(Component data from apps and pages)
┌──

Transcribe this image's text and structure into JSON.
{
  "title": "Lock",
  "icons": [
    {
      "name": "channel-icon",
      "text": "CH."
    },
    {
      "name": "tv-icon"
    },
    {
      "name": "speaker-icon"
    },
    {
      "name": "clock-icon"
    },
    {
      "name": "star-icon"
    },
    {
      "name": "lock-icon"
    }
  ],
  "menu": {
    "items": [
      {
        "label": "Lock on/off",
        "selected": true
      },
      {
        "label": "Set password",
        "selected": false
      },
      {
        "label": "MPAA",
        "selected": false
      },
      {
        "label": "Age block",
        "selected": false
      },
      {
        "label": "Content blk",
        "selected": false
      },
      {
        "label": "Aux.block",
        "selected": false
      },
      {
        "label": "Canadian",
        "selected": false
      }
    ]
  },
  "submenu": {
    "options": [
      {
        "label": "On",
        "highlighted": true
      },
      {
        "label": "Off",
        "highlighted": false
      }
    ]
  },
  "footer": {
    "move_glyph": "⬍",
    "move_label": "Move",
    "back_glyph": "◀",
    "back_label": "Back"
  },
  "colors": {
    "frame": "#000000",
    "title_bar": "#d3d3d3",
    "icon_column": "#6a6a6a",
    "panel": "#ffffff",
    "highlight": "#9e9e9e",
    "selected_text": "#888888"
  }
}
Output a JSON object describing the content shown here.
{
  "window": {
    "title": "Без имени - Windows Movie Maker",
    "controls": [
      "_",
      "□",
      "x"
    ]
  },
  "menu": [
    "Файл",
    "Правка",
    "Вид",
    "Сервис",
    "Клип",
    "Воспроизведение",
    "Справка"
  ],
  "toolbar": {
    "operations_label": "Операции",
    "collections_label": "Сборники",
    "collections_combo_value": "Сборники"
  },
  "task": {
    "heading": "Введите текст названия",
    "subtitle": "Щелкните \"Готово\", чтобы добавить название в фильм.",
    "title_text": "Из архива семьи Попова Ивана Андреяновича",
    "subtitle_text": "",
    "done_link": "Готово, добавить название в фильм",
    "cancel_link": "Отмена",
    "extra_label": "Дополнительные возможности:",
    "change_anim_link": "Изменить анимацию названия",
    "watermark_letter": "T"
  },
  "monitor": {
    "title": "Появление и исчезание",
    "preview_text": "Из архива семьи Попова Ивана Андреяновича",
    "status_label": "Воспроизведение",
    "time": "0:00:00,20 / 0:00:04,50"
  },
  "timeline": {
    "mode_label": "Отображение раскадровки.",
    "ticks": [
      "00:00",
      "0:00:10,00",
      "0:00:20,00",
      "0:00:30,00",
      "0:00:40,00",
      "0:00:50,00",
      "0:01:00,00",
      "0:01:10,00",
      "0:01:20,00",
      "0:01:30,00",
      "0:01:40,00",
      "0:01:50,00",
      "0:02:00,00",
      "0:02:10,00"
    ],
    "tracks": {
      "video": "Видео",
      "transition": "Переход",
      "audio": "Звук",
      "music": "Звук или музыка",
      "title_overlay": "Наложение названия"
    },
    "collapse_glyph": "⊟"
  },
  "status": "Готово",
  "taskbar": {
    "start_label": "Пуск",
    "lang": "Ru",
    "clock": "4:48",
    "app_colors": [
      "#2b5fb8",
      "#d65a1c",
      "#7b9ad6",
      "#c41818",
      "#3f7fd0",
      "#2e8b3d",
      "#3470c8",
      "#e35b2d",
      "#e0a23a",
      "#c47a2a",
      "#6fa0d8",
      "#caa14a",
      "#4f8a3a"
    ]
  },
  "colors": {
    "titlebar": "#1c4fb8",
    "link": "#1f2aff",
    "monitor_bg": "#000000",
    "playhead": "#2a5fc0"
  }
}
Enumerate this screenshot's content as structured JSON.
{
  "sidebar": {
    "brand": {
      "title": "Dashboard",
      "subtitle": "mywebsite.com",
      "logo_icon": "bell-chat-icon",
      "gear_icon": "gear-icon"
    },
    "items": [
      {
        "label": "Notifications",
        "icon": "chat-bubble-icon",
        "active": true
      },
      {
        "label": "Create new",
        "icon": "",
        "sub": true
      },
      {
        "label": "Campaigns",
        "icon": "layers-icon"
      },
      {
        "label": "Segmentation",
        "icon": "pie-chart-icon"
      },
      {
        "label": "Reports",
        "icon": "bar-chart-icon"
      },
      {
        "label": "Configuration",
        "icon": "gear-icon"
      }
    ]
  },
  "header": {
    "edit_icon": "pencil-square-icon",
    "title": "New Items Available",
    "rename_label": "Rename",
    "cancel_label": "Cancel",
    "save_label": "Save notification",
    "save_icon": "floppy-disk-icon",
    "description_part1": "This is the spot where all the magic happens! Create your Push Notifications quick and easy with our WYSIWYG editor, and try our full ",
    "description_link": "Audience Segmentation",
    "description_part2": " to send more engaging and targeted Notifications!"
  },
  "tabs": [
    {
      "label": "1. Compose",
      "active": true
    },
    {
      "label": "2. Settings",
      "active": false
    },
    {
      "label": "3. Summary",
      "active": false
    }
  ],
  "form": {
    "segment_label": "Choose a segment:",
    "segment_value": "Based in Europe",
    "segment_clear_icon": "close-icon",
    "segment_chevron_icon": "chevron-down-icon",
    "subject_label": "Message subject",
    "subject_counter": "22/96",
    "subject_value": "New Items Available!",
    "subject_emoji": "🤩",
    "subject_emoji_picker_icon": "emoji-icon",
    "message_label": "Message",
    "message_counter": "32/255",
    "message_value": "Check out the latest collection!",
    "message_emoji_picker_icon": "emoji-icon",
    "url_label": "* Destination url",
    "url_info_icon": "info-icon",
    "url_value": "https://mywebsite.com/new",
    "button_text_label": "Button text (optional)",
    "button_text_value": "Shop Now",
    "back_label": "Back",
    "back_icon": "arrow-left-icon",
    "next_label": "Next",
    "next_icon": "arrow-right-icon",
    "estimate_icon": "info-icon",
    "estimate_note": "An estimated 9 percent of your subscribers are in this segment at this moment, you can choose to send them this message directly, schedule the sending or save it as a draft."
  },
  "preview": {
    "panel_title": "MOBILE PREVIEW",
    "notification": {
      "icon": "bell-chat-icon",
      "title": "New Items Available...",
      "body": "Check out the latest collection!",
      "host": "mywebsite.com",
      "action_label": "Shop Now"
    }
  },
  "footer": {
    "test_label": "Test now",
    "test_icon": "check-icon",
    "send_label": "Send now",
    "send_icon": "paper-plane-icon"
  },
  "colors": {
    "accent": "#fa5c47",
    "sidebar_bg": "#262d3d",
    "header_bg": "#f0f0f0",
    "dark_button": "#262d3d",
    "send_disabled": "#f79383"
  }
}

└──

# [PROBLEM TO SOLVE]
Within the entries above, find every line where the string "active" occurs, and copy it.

# [WORKED SOLUTION]
        "active": true
      "active": true
      "active": false
      "active": false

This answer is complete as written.